In general, summers in Colorado can be quite warm with temperatures reaching into the 80s or even 90s Fahrenheit (27-32 degrees Celsius). However, higher elevations such as the Rocky Mountains tend to be cooler compared to lower regions.
5. Does it rain a lot during summer?
In some parts of Colorado like Denver and Boulder areas on the eastern plains side receive a fair amount of rainfall during summer months due to afternoon thunderstorms known as “monsoons.” However, other areas might experience drier conditions.
6. What characterizes fall weather in Colorado?
Fall brings cooler temperatures with colorful foliage as trees prepare for winter dormancy. It is a beautiful time for outdoor activities such as hiking or enjoying scenic drives through mountain passes.
7. When does it start snowing in winter?
Snowfall in Colorado usually begins in November or early December, although it can vary depending on the year and location. Higher elevations often experience heavier snowfall compared to lower areas.
8. Are winters harsh in Colorado?
Winters in Colorado can be quite cold, especially in mountainous regions where temperatures can drop below freezing. However, lower elevation cities like Denver tend to have milder winters with occasional snowstorms.
9. Can I expect sunshine throughout the year?
Colorado is known for its abundant sunshine, with over 300 days of sunshine per year on average. However, it’s important to note that weather patterns can change rapidly and some days may be cloudy or rainy.
10. What should I pack when visiting during different seasons?
The clothing you pack will depend on the season you visit. In spring and fall, layering is key as temperatures can fluctuate throughout the day. In summer, lightweight clothing is recommended while winter requires warm layers including a coat, hat, gloves, and boots.
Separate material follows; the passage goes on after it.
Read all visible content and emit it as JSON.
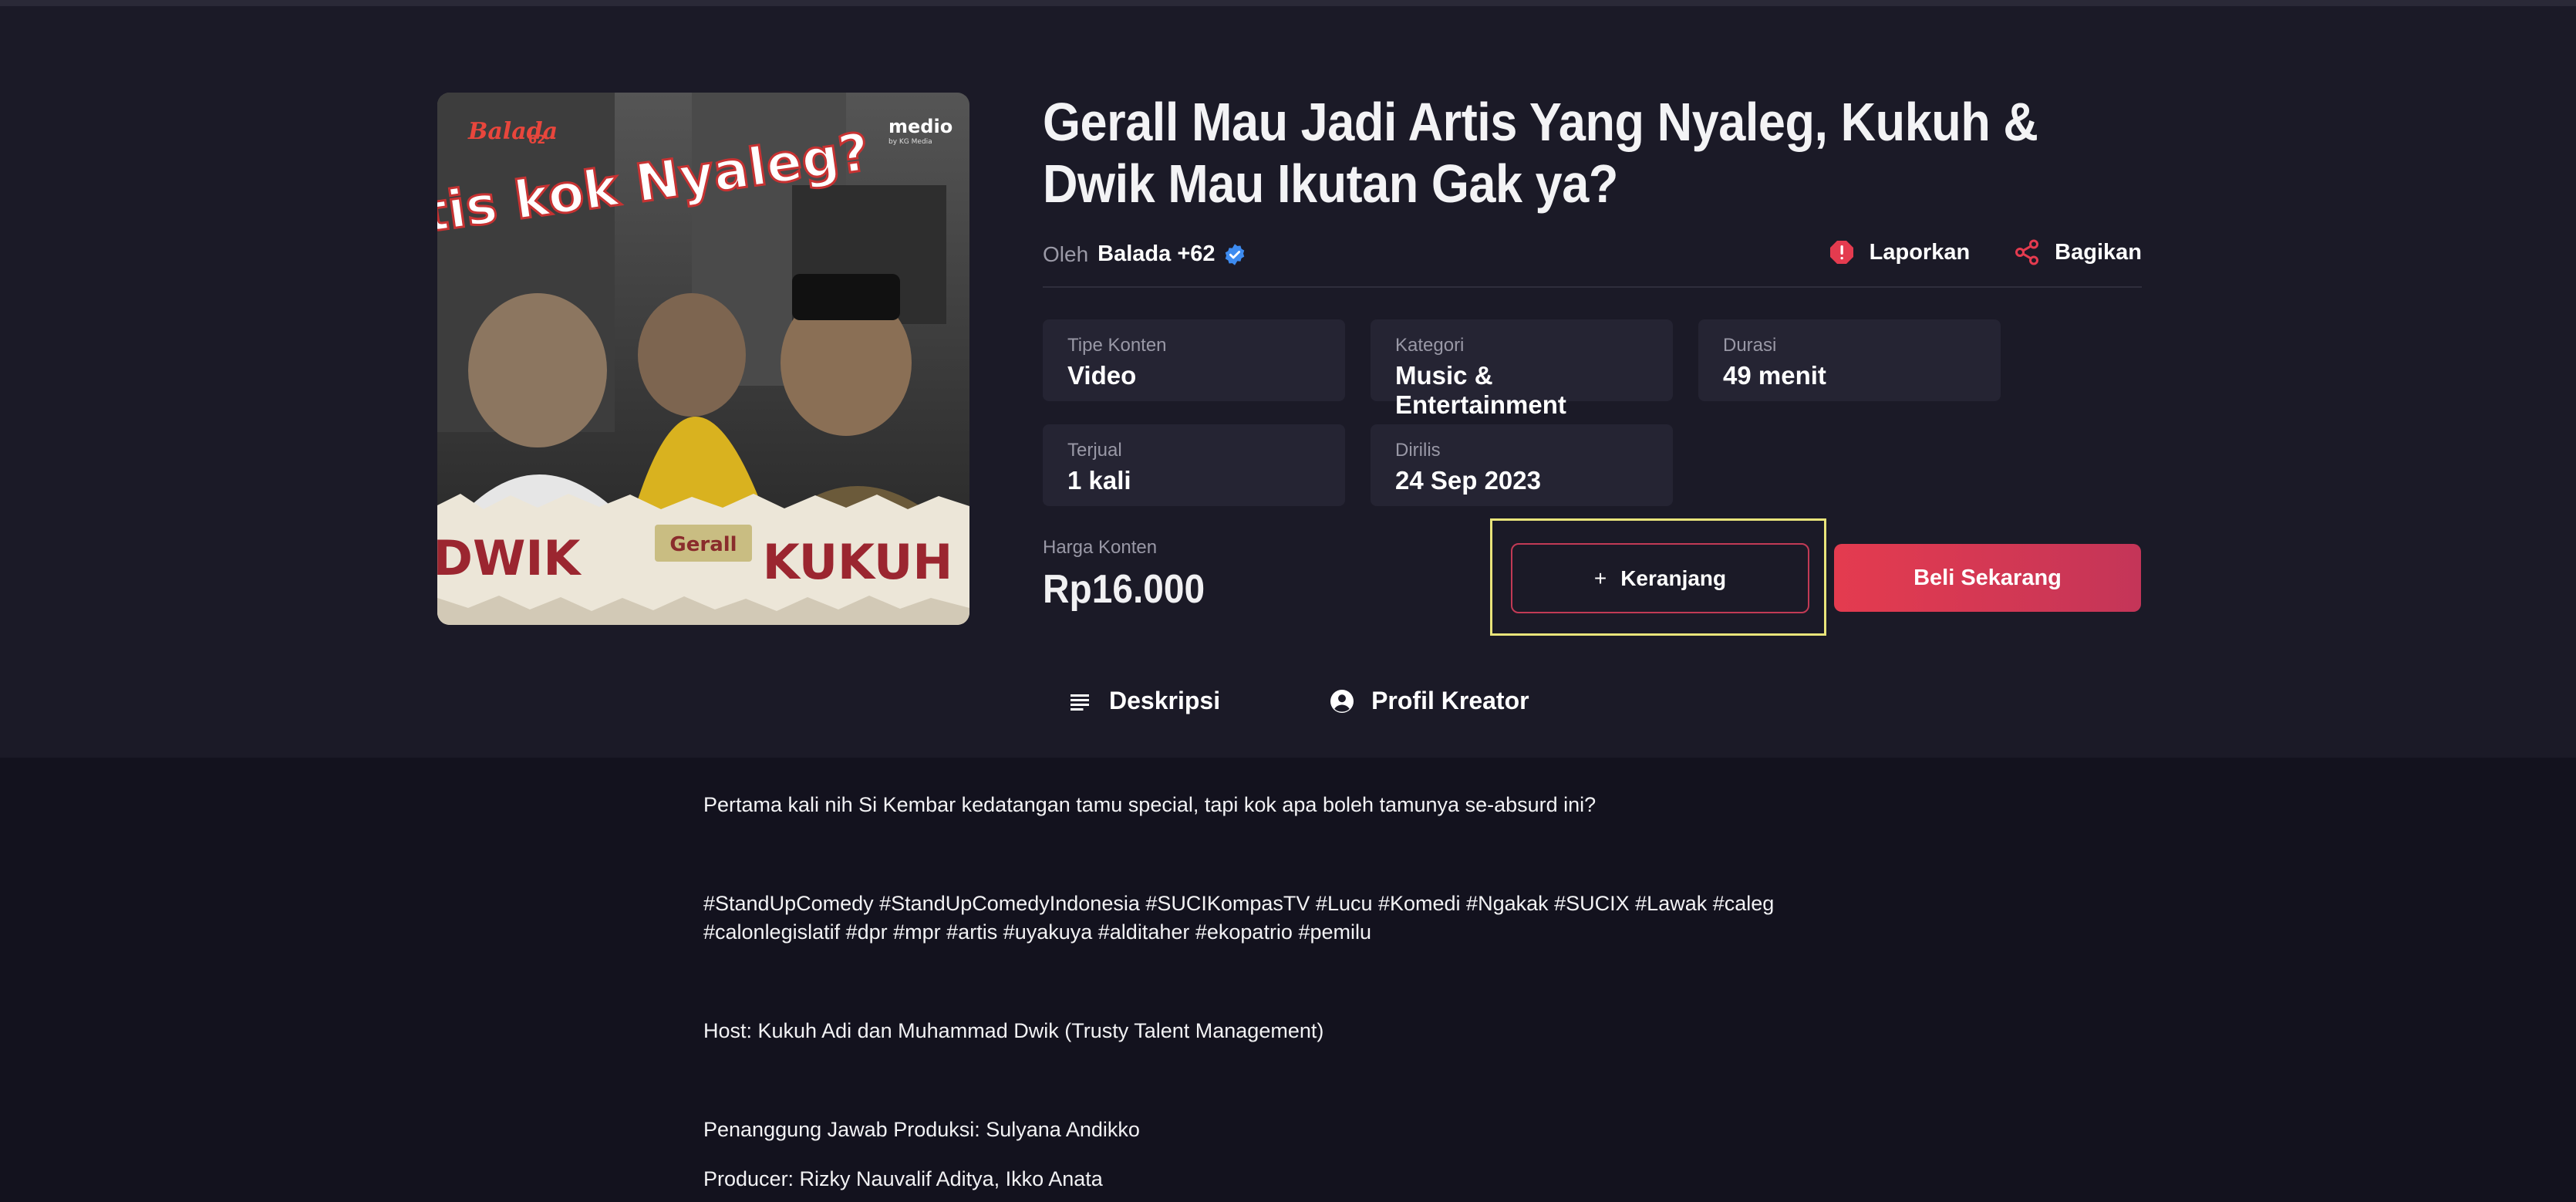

Lyle \ Crawford is a Colorado devotee and scholar with deep roots in The Centennial State. Born and bred in Colorado, he gained a comprehensive understanding of the state’s ecology and history through his Environmental Studies and History double major at the University of Colorado Boulder. His passion for his home state led him to create the much-loved blog, “Everything About Colorado.” The blog, which covers everything from natural beauty to local history, is a valued resource for locals and visitors alike. Lyle, with his infectious love for Colorado, is more than just a blogger; he’s a respected historian, environmental advocate, and beloved community figure.